• [What you have to do] Your task is to repeat all of the data exactly while excluding the pictures.

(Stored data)
□ □ □ □ □
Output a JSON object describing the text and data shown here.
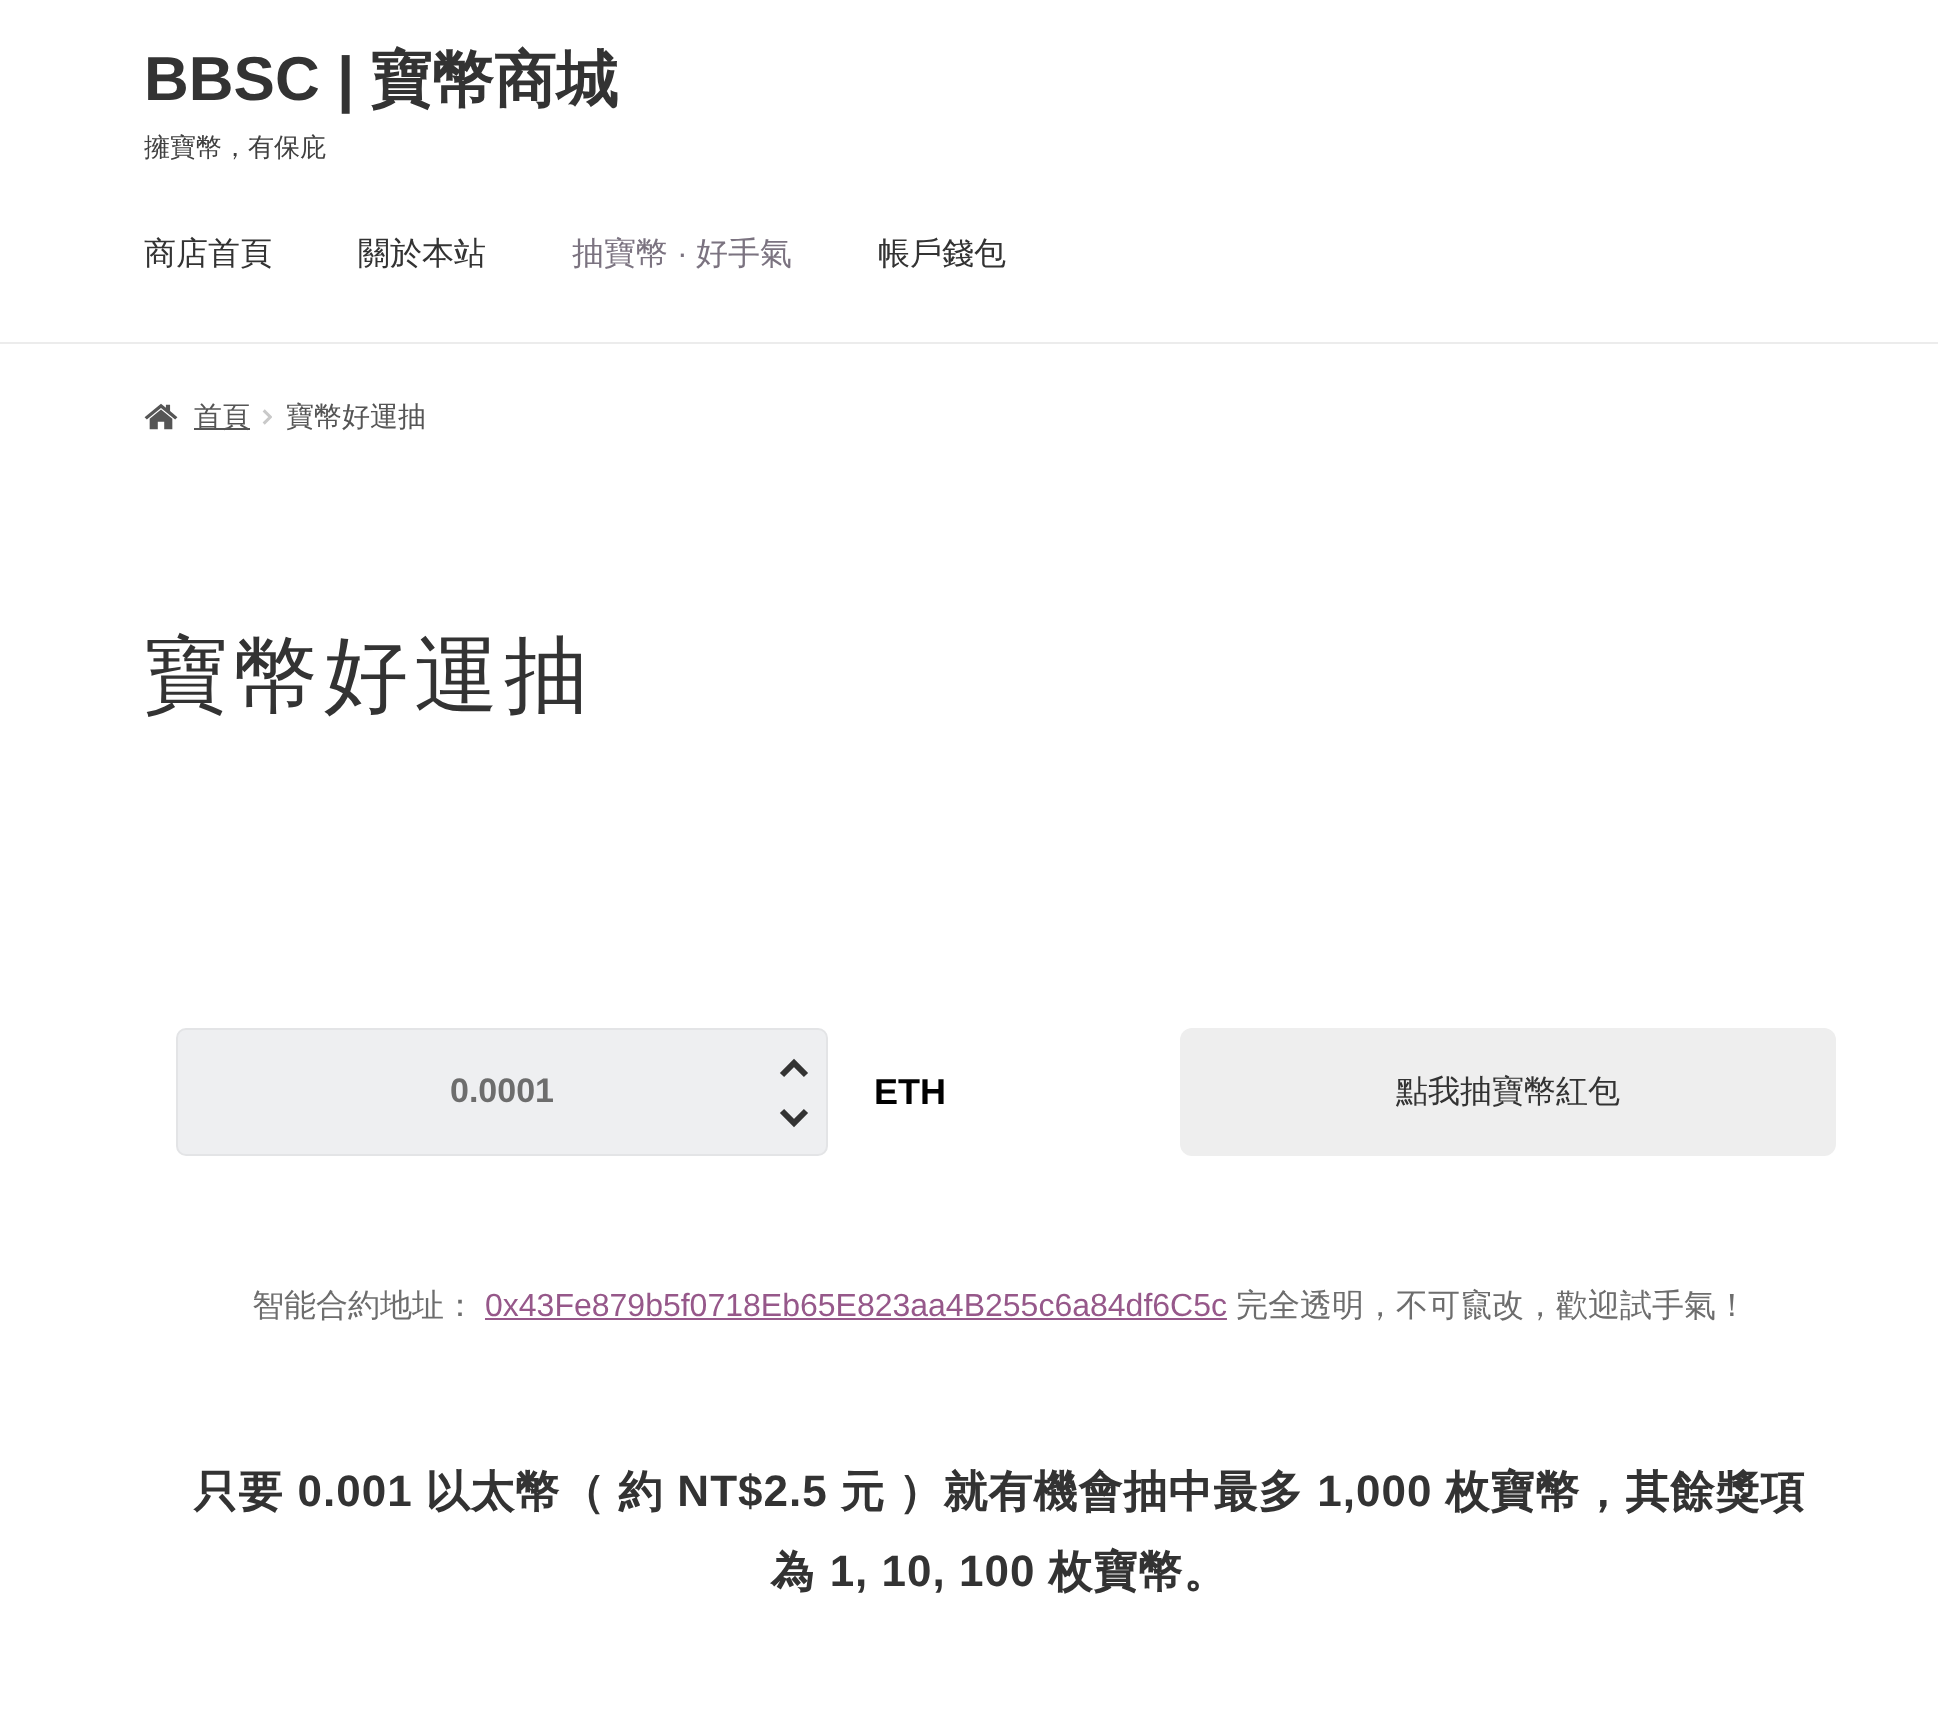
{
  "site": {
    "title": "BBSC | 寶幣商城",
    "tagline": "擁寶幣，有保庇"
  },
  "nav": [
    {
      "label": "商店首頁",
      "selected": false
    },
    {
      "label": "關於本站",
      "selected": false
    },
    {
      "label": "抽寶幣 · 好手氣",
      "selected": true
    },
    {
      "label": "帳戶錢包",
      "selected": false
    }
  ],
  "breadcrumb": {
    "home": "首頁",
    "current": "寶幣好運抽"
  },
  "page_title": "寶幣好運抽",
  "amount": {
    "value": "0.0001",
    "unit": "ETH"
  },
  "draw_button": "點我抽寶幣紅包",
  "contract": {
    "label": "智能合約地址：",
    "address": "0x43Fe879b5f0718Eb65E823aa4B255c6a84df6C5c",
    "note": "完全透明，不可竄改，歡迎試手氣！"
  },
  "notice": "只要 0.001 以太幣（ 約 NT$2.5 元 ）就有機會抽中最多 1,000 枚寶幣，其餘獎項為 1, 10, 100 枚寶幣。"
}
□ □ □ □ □
• [Exercise solution]
Output a JSON object describing the text and data shown here.
{
  "site": {
    "title": "BBSC | 寶幣商城",
    "tagline": "擁寶幣，有保庇"
  },
  "nav": [
    {
      "label": "商店首頁",
      "selected": false
    },
    {
      "label": "關於本站",
      "selected": false
    },
    {
      "label": "抽寶幣 · 好手氣",
      "selected": true
    },
    {
      "label": "帳戶錢包",
      "selected": false
    }
  ],
  "breadcrumb": {
    "home": "首頁",
    "current": "寶幣好運抽"
  },
  "page_title": "寶幣好運抽",
  "amount": {
    "value": "0.0001",
    "unit": "ETH"
  },
  "draw_button": "點我抽寶幣紅包",
  "contract": {
    "label": "智能合約地址：",
    "address": "0x43Fe879b5f0718Eb65E823aa4B255c6a84df6C5c",
    "note": "完全透明，不可竄改，歡迎試手氣！"
  },
  "notice": "只要 0.001 以太幣（ 約 NT$2.5 元 ）就有機會抽中最多 1,000 枚寶幣，其餘獎項為 1, 10, 100 枚寶幣。"
}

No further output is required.